Exercise: Please set down the records exactly, keeping every line.

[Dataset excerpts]
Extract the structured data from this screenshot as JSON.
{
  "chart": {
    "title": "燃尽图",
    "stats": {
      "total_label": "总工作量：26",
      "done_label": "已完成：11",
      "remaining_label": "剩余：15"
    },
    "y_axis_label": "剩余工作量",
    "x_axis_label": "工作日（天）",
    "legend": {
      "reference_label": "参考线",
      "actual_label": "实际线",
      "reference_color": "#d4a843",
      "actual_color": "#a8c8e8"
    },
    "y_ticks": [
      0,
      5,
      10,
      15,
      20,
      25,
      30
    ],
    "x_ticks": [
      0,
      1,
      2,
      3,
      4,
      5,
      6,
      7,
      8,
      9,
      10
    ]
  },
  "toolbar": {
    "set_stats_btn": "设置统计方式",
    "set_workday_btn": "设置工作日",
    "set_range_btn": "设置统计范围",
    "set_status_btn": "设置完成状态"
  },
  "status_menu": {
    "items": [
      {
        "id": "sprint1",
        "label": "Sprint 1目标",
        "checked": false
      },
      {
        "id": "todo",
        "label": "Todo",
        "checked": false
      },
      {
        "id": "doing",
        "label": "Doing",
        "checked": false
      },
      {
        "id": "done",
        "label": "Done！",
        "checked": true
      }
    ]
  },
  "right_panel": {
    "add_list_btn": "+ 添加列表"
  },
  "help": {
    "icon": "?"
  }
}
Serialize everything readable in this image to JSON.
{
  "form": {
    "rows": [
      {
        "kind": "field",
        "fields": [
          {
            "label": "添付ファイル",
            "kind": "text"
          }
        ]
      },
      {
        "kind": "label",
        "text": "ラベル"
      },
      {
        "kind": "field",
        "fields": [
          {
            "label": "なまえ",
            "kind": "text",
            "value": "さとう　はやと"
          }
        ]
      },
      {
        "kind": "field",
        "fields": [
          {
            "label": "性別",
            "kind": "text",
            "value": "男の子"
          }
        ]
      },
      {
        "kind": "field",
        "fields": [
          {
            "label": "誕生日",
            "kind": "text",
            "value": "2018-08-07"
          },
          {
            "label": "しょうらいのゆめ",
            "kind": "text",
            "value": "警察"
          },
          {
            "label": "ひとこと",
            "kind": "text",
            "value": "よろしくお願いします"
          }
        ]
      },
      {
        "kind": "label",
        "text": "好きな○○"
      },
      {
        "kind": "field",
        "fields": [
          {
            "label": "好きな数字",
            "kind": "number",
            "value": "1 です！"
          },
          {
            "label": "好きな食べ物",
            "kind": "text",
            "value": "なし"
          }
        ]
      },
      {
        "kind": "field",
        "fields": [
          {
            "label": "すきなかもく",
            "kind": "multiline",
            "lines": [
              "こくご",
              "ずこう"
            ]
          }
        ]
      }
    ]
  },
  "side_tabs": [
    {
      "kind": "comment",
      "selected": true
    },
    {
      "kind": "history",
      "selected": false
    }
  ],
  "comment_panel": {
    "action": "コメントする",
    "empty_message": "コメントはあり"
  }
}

Solution to this exercise:
Extract the structured data from this screenshot as JSON.
{
  "chart": {
    "title": "燃尽图",
    "stats": {
      "total_label": "总工作量：26",
      "done_label": "已完成：11",
      "remaining_label": "剩余：15"
    },
    "y_axis_label": "剩余工作量",
    "x_axis_label": "工作日（天）",
    "legend": {
      "reference_label": "参考线",
      "actual_label": "实际线",
      "reference_color": "#d4a843",
      "actual_color": "#a8c8e8"
    },
    "y_ticks": [
      0,
      5,
      10,
      15,
      20,
      25,
      30
    ],
    "x_ticks": [
      0,
      1,
      2,
      3,
      4,
      5,
      6,
      7,
      8,
      9,
      10
    ]
  },
  "toolbar": {
    "set_stats_btn": "设置统计方式",
    "set_workday_btn": "设置工作日",
    "set_range_btn": "设置统计范围",
    "set_status_btn": "设置完成状态"
  },
  "status_menu": {
    "items": [
      {
        "id": "sprint1",
        "label": "Sprint 1目标",
        "checked": false
      },
      {
        "id": "todo",
        "label": "Todo",
        "checked": false
      },
      {
        "id": "doing",
        "label": "Doing",
        "checked": false
      },
      {
        "id": "done",
        "label": "Done！",
        "checked": true
      }
    ]
  },
  "right_panel": {
    "add_list_btn": "+ 添加列表"
  },
  "help": {
    "icon": "?"
  }
}
Serialize everything readable in this image to JSON.
{
  "form": {
    "rows": [
      {
        "kind": "field",
        "fields": [
          {
            "label": "添付ファイル",
            "kind": "text"
          }
        ]
      },
      {
        "kind": "label",
        "text": "ラベル"
      },
      {
        "kind": "field",
        "fields": [
          {
            "label": "なまえ",
            "kind": "text",
            "value": "さとう　はやと"
          }
        ]
      },
      {
        "kind": "field",
        "fields": [
          {
            "label": "性別",
            "kind": "text",
            "value": "男の子"
          }
        ]
      },
      {
        "kind": "field",
        "fields": [
          {
            "label": "誕生日",
            "kind": "text",
            "value": "2018-08-07"
          },
          {
            "label": "しょうらいのゆめ",
            "kind": "text",
            "value": "警察"
          },
          {
            "label": "ひとこと",
            "kind": "text",
            "value": "よろしくお願いします"
          }
        ]
      },
      {
        "kind": "label",
        "text": "好きな○○"
      },
      {
        "kind": "field",
        "fields": [
          {
            "label": "好きな数字",
            "kind": "number",
            "value": "1 です！"
          },
          {
            "label": "好きな食べ物",
            "kind": "text",
            "value": "なし"
          }
        ]
      },
      {
        "kind": "field",
        "fields": [
          {
            "label": "すきなかもく",
            "kind": "multiline",
            "lines": [
              "こくご",
              "ずこう"
            ]
          }
        ]
      }
    ]
  },
  "side_tabs": [
    {
      "kind": "comment",
      "selected": true
    },
    {
      "kind": "history",
      "selected": false
    }
  ],
  "comment_panel": {
    "action": "コメントする",
    "empty_message": "コメントはあり"
  }
}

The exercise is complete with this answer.